Distinguished Sailors –
William S. Sims
Issue Date: February 4, 2010
First-day City: Washington, D.C.
William Sims (1858-1936) didn’t hesitate to speak his mind. A U.S. Navy officer, Sims reported in 1902 that even the most powerful U.S. warship was “glaringly inferior” to those of possible enemies. His superiors objected, so Sims sent his report to President Theodore Roosevelt. Roosevelt listened and made Sims a naval aide.
Sims’ outspoken nature was also part of a keen naval mind that was open to new ideas. From his time spent as an observer in the Russo-Japanese War in 1904, he concluded that the Navy needed to change to an “all-big gun” philosophy, since damage done by big ship guns more than made up for the versatility of ships with a mix of smaller guns.
Sims was reprimanded by President William Howard Taft in 1910, when Sims guaranteed U.S. support to England, but he was the admiral placed in charge of all U.S. Navy forces when war came. Sims’ use of convoys greatly improved the stream of supplies to Great Britain during World War I.

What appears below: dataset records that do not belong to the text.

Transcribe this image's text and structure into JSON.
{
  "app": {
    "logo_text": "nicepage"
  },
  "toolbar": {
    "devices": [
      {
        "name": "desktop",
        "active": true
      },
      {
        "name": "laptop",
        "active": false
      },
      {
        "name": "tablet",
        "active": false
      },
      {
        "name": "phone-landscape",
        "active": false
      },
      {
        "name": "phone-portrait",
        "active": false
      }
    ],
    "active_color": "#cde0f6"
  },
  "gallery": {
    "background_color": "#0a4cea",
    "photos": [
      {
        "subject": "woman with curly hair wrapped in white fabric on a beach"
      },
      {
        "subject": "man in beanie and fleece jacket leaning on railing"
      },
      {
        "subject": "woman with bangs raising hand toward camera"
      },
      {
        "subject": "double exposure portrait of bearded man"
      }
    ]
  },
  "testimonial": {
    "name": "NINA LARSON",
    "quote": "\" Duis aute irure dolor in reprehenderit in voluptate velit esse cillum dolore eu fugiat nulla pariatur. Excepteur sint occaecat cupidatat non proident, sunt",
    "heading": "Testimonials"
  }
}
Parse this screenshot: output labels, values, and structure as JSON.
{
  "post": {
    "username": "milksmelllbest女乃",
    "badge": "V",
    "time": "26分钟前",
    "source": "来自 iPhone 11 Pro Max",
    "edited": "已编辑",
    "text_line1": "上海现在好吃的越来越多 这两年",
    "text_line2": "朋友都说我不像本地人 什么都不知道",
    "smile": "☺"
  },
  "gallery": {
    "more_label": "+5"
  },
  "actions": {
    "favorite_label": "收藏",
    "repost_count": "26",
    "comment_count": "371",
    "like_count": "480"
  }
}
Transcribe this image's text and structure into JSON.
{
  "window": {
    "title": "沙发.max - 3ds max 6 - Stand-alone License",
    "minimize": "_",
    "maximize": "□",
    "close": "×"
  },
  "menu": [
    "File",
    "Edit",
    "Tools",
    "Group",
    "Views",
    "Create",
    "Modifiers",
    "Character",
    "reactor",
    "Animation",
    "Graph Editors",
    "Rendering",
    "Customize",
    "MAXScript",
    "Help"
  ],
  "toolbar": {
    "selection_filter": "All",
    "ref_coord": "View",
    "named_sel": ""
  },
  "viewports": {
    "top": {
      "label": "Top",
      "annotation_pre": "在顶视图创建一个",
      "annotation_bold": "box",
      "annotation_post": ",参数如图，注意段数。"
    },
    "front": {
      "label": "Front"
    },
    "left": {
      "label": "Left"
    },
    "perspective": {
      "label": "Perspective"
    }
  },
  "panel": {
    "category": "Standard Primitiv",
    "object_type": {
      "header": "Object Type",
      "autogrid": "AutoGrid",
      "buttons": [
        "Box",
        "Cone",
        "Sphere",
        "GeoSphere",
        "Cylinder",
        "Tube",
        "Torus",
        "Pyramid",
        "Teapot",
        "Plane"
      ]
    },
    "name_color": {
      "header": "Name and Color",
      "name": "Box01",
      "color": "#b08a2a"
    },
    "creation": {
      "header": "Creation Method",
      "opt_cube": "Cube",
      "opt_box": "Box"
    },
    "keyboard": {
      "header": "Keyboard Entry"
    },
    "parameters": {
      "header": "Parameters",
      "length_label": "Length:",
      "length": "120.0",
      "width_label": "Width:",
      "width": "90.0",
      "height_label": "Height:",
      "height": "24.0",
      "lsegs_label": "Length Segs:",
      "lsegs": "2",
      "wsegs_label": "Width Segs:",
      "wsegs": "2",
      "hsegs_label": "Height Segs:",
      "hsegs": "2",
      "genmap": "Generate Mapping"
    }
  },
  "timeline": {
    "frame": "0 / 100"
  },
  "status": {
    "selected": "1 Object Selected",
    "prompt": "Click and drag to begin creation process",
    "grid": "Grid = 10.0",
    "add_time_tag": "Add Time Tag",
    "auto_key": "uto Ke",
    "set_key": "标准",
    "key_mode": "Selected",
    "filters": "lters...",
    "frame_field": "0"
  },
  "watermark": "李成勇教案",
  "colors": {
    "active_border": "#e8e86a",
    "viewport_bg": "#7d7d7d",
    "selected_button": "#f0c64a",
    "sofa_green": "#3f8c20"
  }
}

While his post-war criticism caused controversy, as head of the Naval Academy, Sims made major advances in Naval theory. His war-games predicted many of the strategies used by aircraft carriers – years before the first carrier was ever built. As a reformer, Sims helped modernize the U.S. Navy.